Interface dataset entries
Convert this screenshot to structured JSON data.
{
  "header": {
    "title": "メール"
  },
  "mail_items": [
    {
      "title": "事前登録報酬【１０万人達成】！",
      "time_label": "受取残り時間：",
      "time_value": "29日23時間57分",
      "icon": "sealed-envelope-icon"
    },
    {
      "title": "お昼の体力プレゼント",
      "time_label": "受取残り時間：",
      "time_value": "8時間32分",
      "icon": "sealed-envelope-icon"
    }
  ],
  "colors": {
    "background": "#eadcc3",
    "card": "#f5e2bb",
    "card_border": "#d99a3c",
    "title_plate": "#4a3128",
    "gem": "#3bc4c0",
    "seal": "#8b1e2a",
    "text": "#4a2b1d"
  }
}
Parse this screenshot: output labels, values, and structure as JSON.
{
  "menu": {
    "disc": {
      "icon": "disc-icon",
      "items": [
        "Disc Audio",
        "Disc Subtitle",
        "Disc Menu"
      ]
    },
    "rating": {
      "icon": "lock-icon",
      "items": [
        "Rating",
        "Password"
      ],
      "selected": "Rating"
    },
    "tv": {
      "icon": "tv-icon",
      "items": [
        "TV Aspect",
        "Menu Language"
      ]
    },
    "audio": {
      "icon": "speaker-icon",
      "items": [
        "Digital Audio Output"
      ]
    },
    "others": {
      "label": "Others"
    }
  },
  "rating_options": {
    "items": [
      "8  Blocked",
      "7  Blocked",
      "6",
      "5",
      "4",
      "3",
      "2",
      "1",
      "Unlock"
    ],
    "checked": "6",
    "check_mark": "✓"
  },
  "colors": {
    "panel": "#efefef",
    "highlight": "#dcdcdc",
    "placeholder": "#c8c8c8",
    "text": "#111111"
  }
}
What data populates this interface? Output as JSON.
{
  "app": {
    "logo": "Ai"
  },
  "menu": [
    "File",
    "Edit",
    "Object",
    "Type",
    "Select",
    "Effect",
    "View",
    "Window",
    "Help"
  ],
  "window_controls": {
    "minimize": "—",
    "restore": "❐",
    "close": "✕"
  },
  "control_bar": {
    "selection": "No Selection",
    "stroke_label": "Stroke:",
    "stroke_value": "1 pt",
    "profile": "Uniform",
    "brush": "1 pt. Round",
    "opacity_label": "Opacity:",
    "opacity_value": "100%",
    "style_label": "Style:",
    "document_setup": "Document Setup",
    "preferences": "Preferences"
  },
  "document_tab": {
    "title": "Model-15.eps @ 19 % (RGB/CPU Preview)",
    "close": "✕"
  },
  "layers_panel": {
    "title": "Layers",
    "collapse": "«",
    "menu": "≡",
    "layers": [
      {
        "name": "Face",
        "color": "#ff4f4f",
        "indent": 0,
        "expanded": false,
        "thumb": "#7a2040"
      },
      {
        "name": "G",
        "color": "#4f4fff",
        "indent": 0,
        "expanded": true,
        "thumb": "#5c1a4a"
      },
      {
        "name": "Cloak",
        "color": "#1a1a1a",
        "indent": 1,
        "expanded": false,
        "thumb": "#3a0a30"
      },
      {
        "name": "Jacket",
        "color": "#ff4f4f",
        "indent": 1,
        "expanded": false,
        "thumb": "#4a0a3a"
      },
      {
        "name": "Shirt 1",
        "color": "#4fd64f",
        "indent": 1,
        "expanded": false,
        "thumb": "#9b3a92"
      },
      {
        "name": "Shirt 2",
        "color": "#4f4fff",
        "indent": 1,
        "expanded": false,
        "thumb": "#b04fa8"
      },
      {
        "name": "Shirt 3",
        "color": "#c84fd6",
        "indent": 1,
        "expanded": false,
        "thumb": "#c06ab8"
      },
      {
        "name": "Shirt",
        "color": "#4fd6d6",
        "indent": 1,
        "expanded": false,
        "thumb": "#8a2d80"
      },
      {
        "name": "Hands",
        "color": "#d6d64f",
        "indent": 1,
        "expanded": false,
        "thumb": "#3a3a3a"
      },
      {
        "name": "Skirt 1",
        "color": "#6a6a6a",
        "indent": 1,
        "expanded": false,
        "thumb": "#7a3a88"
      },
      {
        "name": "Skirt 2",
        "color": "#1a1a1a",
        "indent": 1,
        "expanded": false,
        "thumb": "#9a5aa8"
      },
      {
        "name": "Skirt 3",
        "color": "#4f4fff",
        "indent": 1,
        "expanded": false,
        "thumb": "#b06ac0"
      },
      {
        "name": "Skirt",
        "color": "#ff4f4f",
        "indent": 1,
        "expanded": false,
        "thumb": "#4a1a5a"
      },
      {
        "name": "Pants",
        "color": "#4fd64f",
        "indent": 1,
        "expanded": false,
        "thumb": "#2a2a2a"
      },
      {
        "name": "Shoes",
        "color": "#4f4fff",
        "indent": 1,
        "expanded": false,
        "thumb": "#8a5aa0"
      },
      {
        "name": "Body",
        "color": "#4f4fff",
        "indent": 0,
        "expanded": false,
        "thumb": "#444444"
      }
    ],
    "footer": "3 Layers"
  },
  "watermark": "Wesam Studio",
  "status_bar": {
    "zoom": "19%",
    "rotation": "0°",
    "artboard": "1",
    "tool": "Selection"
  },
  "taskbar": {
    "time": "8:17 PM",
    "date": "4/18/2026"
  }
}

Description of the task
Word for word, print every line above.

Output for this exercise
Convert this screenshot to structured JSON data.
{
  "header": {
    "title": "メール"
  },
  "mail_items": [
    {
      "title": "事前登録報酬【１０万人達成】！",
      "time_label": "受取残り時間：",
      "time_value": "29日23時間57分",
      "icon": "sealed-envelope-icon"
    },
    {
      "title": "お昼の体力プレゼント",
      "time_label": "受取残り時間：",
      "time_value": "8時間32分",
      "icon": "sealed-envelope-icon"
    }
  ],
  "colors": {
    "background": "#eadcc3",
    "card": "#f5e2bb",
    "card_border": "#d99a3c",
    "title_plate": "#4a3128",
    "gem": "#3bc4c0",
    "seal": "#8b1e2a",
    "text": "#4a2b1d"
  }
}
Parse this screenshot: output labels, values, and structure as JSON.
{
  "menu": {
    "disc": {
      "icon": "disc-icon",
      "items": [
        "Disc Audio",
        "Disc Subtitle",
        "Disc Menu"
      ]
    },
    "rating": {
      "icon": "lock-icon",
      "items": [
        "Rating",
        "Password"
      ],
      "selected": "Rating"
    },
    "tv": {
      "icon": "tv-icon",
      "items": [
        "TV Aspect",
        "Menu Language"
      ]
    },
    "audio": {
      "icon": "speaker-icon",
      "items": [
        "Digital Audio Output"
      ]
    },
    "others": {
      "label": "Others"
    }
  },
  "rating_options": {
    "items": [
      "8  Blocked",
      "7  Blocked",
      "6",
      "5",
      "4",
      "3",
      "2",
      "1",
      "Unlock"
    ],
    "checked": "6",
    "check_mark": "✓"
  },
  "colors": {
    "panel": "#efefef",
    "highlight": "#dcdcdc",
    "placeholder": "#c8c8c8",
    "text": "#111111"
  }
}
What data populates this interface? Output as JSON.
{
  "app": {
    "logo": "Ai"
  },
  "menu": [
    "File",
    "Edit",
    "Object",
    "Type",
    "Select",
    "Effect",
    "View",
    "Window",
    "Help"
  ],
  "window_controls": {
    "minimize": "—",
    "restore": "❐",
    "close": "✕"
  },
  "control_bar": {
    "selection": "No Selection",
    "stroke_label": "Stroke:",
    "stroke_value": "1 pt",
    "profile": "Uniform",
    "brush": "1 pt. Round",
    "opacity_label": "Opacity:",
    "opacity_value": "100%",
    "style_label": "Style:",
    "document_setup": "Document Setup",
    "preferences": "Preferences"
  },
  "document_tab": {
    "title": "Model-15.eps @ 19 % (RGB/CPU Preview)",
    "close": "✕"
  },
  "layers_panel": {
    "title": "Layers",
    "collapse": "«",
    "menu": "≡",
    "layers": [
      {
        "name": "Face",
        "color": "#ff4f4f",
        "indent": 0,
        "expanded": false,
        "thumb": "#7a2040"
      },
      {
        "name": "G",
        "color": "#4f4fff",
        "indent": 0,
        "expanded": true,
        "thumb": "#5c1a4a"
      },
      {
        "name": "Cloak",
        "color": "#1a1a1a",
        "indent": 1,
        "expanded": false,
        "thumb": "#3a0a30"
      },
      {
        "name": "Jacket",
        "color": "#ff4f4f",
        "indent": 1,
        "expanded": false,
        "thumb": "#4a0a3a"
      },
      {
        "name": "Shirt 1",
        "color": "#4fd64f",
        "indent": 1,
        "expanded": false,
        "thumb": "#9b3a92"
      },
      {
        "name": "Shirt 2",
        "color": "#4f4fff",
        "indent": 1,
        "expanded": false,
        "thumb": "#b04fa8"
      },
      {
        "name": "Shirt 3",
        "color": "#c84fd6",
        "indent": 1,
        "expanded": false,
        "thumb": "#c06ab8"
      },
      {
        "name": "Shirt",
        "color": "#4fd6d6",
        "indent": 1,
        "expanded": false,
        "thumb": "#8a2d80"
      },
      {
        "name": "Hands",
        "color": "#d6d64f",
        "indent": 1,
        "expanded": false,
        "thumb": "#3a3a3a"
      },
      {
        "name": "Skirt 1",
        "color": "#6a6a6a",
        "indent": 1,
        "expanded": false,
        "thumb": "#7a3a88"
      },
      {
        "name": "Skirt 2",
        "color": "#1a1a1a",
        "indent": 1,
        "expanded": false,
        "thumb": "#9a5aa8"
      },
      {
        "name": "Skirt 3",
        "color": "#4f4fff",
        "indent": 1,
        "expanded": false,
        "thumb": "#b06ac0"
      },
      {
        "name": "Skirt",
        "color": "#ff4f4f",
        "indent": 1,
        "expanded": false,
        "thumb": "#4a1a5a"
      },
      {
        "name": "Pants",
        "color": "#4fd64f",
        "indent": 1,
        "expanded": false,
        "thumb": "#2a2a2a"
      },
      {
        "name": "Shoes",
        "color": "#4f4fff",
        "indent": 1,
        "expanded": false,
        "thumb": "#8a5aa0"
      },
      {
        "name": "Body",
        "color": "#4f4fff",
        "indent": 0,
        "expanded": false,
        "thumb": "#444444"
      }
    ],
    "footer": "3 Layers"
  },
  "watermark": "Wesam Studio",
  "status_bar": {
    "zoom": "19%",
    "rotation": "0°",
    "artboard": "1",
    "tool": "Selection"
  },
  "taskbar": {
    "time": "8:17 PM",
    "date": "4/18/2026"
  }
}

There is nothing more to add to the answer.